• **Task description**
The data that follows should be copied out exactly.

• **Exercise inputs**
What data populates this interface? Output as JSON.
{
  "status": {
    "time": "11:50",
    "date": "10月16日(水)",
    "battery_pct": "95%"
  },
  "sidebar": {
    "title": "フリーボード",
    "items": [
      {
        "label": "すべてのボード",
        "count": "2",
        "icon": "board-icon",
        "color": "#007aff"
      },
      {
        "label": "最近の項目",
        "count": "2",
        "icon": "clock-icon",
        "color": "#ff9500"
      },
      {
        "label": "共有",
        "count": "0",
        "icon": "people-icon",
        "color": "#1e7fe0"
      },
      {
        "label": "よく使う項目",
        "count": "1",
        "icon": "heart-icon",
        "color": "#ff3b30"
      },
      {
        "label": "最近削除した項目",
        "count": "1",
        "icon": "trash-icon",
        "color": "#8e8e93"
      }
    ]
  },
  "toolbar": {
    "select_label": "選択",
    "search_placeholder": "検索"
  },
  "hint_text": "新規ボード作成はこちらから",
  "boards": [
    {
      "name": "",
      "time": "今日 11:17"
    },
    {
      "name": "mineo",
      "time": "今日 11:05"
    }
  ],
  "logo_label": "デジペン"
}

• **Output of the task**
What data populates this interface? Output as JSON.
{
  "status": {
    "time": "11:50",
    "date": "10月16日(水)",
    "battery_pct": "95%"
  },
  "sidebar": {
    "title": "フリーボード",
    "items": [
      {
        "label": "すべてのボード",
        "count": "2",
        "icon": "board-icon",
        "color": "#007aff"
      },
      {
        "label": "最近の項目",
        "count": "2",
        "icon": "clock-icon",
        "color": "#ff9500"
      },
      {
        "label": "共有",
        "count": "0",
        "icon": "people-icon",
        "color": "#1e7fe0"
      },
      {
        "label": "よく使う項目",
        "count": "1",
        "icon": "heart-icon",
        "color": "#ff3b30"
      },
      {
        "label": "最近削除した項目",
        "count": "1",
        "icon": "trash-icon",
        "color": "#8e8e93"
      }
    ]
  },
  "toolbar": {
    "select_label": "選択",
    "search_placeholder": "検索"
  },
  "hint_text": "新規ボード作成はこちらから",
  "boards": [
    {
      "name": "",
      "time": "今日 11:17"
    },
    {
      "name": "mineo",
      "time": "今日 11:05"
    }
  ],
  "logo_label": "デジペン"
}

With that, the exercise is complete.